───── Source information ─────
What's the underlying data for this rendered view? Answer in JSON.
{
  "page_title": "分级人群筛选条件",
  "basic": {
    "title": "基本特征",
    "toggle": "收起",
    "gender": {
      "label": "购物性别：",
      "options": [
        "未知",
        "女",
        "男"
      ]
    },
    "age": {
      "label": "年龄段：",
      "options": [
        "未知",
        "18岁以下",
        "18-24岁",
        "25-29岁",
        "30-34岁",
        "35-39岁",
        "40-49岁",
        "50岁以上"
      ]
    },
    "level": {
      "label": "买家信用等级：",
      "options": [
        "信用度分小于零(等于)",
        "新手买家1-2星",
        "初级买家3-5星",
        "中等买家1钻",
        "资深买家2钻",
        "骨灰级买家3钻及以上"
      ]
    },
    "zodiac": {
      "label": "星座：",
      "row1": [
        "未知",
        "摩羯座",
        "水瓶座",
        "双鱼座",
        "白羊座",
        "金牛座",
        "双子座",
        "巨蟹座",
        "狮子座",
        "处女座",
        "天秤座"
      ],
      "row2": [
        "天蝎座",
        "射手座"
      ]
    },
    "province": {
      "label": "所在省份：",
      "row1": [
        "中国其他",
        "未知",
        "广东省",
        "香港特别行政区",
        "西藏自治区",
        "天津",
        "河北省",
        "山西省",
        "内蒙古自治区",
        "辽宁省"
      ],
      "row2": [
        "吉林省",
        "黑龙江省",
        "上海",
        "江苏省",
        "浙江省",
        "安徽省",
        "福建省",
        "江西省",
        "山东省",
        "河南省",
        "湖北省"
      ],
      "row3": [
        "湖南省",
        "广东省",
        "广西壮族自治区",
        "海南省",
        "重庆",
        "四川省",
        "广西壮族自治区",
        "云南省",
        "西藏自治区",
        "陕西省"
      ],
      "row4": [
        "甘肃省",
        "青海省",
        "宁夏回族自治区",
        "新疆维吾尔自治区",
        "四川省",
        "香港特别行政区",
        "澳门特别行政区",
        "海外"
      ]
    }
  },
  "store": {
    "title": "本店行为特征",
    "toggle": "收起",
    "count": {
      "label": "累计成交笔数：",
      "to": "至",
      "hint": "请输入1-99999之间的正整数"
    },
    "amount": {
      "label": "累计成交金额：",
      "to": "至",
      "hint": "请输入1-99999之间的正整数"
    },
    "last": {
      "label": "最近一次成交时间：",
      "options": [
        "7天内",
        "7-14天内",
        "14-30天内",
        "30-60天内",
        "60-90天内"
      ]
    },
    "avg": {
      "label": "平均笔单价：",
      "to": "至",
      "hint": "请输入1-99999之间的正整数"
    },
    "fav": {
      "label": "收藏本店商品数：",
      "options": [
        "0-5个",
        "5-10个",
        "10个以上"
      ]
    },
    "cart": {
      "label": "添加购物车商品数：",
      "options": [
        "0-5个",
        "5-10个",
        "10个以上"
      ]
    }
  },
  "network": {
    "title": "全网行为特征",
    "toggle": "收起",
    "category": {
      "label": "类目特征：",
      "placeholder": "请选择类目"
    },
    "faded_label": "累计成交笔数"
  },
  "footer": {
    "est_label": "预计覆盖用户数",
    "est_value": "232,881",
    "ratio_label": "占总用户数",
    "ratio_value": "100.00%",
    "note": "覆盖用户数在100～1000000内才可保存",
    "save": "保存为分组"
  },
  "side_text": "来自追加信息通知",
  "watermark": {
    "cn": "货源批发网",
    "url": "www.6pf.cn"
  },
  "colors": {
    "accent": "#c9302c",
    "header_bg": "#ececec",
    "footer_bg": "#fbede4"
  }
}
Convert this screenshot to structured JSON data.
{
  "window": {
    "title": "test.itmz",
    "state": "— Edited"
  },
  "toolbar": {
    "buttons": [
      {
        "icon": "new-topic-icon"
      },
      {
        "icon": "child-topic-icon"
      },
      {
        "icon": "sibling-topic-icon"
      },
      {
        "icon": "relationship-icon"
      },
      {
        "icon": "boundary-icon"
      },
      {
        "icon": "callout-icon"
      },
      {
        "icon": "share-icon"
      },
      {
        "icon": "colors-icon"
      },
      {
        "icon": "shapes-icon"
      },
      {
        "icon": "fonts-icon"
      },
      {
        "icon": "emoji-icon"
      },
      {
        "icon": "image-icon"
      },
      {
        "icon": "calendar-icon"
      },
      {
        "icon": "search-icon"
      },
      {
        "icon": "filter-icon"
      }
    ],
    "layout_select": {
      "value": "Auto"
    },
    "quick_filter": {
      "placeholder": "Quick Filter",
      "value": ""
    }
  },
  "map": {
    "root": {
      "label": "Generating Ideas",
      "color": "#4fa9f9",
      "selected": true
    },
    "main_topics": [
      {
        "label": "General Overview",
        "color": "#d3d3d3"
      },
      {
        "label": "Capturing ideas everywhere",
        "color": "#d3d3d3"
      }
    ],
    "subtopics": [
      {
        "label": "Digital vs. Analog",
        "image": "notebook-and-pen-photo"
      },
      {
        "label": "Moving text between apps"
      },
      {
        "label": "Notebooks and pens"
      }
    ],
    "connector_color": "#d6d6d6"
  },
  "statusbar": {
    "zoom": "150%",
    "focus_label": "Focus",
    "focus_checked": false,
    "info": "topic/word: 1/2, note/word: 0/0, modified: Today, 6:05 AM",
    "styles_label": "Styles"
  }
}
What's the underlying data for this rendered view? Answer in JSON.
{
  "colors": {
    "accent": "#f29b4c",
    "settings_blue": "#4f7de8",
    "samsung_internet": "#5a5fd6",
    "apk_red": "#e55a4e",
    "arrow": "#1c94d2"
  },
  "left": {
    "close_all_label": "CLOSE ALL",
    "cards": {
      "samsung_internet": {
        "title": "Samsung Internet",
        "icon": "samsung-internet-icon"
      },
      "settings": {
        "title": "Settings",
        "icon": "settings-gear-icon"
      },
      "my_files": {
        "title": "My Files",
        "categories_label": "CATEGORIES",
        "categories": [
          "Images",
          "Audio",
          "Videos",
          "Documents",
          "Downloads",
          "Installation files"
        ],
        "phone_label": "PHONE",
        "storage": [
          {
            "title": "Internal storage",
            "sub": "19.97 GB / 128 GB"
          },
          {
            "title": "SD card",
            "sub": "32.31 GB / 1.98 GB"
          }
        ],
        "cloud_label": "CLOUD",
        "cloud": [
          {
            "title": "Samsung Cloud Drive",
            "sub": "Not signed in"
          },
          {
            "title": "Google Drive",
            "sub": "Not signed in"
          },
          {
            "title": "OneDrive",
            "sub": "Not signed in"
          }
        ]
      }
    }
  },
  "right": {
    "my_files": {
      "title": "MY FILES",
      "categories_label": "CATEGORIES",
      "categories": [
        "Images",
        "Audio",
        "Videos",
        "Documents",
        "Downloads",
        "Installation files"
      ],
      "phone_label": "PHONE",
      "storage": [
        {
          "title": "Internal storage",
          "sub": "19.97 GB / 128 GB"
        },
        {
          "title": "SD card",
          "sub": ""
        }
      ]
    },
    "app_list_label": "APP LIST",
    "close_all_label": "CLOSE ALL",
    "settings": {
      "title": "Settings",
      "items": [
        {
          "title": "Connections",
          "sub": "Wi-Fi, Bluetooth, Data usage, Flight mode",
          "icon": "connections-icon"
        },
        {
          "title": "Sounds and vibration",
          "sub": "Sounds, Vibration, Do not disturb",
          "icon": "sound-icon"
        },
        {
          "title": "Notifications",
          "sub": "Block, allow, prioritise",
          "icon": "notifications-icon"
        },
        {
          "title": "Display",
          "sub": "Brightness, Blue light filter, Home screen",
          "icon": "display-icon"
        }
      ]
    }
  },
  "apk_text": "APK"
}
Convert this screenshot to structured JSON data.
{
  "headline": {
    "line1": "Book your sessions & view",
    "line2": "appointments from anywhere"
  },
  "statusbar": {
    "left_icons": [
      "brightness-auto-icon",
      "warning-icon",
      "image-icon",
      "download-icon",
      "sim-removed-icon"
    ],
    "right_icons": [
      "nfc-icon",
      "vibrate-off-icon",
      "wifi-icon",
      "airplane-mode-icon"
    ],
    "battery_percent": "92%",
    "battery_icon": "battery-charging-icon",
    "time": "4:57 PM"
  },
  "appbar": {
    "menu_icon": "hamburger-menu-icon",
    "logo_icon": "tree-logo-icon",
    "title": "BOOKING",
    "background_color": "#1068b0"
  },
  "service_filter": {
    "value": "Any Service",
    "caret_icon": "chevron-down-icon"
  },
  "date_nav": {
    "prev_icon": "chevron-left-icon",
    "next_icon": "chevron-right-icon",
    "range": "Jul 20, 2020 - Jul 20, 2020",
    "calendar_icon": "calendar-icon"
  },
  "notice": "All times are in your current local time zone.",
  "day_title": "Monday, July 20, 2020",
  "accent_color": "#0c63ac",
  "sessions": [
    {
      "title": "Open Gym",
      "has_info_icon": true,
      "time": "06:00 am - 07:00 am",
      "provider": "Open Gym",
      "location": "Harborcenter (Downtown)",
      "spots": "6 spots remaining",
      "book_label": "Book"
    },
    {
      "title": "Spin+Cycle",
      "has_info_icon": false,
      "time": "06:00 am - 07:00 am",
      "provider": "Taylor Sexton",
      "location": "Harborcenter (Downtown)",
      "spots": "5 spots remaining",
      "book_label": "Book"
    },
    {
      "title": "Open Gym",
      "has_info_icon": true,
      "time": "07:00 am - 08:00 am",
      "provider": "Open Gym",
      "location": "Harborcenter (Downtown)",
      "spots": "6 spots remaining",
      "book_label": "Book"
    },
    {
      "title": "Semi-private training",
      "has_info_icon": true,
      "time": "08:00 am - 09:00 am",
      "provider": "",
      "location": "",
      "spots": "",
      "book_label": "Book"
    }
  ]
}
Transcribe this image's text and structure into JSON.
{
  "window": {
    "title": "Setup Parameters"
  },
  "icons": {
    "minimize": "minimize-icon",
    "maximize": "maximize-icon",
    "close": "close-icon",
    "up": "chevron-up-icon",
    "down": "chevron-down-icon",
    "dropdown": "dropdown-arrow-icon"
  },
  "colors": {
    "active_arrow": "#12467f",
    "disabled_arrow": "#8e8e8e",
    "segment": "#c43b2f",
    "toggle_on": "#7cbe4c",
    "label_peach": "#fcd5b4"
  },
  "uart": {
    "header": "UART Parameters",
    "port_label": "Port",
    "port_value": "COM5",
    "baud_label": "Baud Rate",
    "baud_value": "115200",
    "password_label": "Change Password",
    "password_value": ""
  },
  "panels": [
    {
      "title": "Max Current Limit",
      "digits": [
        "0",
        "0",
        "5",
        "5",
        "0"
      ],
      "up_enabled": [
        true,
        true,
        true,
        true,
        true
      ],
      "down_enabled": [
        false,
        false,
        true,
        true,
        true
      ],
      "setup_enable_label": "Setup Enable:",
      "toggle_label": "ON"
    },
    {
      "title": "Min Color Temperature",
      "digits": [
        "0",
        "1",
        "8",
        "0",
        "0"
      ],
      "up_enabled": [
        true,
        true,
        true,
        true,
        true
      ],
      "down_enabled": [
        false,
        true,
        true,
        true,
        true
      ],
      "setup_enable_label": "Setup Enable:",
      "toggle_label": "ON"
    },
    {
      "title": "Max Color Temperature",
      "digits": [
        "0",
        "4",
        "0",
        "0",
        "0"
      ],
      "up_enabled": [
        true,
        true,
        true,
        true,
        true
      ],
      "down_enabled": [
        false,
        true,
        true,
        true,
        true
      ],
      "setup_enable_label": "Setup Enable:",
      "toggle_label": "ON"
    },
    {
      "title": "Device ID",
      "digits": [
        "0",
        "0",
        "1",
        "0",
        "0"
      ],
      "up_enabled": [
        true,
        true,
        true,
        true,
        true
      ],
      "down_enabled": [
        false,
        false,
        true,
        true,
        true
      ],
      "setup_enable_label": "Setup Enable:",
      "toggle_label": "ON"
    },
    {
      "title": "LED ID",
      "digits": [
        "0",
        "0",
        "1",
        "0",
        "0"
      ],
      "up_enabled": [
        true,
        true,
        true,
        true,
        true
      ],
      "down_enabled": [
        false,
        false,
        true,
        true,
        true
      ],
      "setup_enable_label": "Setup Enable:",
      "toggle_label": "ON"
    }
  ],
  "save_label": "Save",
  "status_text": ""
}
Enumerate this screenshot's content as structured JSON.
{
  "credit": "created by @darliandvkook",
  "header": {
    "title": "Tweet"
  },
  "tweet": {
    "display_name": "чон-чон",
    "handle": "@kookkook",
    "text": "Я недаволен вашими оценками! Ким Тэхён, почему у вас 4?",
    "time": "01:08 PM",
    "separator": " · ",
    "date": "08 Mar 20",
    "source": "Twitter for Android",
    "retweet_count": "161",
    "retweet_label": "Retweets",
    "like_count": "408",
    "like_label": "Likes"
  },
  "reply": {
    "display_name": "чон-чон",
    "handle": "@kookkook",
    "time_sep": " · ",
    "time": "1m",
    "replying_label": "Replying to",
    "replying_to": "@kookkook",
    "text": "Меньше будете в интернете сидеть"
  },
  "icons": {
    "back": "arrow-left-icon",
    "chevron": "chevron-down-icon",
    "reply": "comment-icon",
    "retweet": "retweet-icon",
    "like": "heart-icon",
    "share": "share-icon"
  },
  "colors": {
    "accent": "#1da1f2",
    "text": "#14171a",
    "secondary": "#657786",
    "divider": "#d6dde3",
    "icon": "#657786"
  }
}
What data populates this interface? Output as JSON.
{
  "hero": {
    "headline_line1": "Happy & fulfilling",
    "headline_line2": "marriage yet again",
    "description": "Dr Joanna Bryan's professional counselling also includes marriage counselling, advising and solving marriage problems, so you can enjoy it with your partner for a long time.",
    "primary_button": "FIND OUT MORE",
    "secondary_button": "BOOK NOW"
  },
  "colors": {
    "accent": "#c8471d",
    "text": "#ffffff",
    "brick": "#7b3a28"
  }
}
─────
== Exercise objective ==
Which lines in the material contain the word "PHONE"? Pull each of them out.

== Solution to the exercise ==
        "phone_label": "PHONE",
      "phone_label": "PHONE",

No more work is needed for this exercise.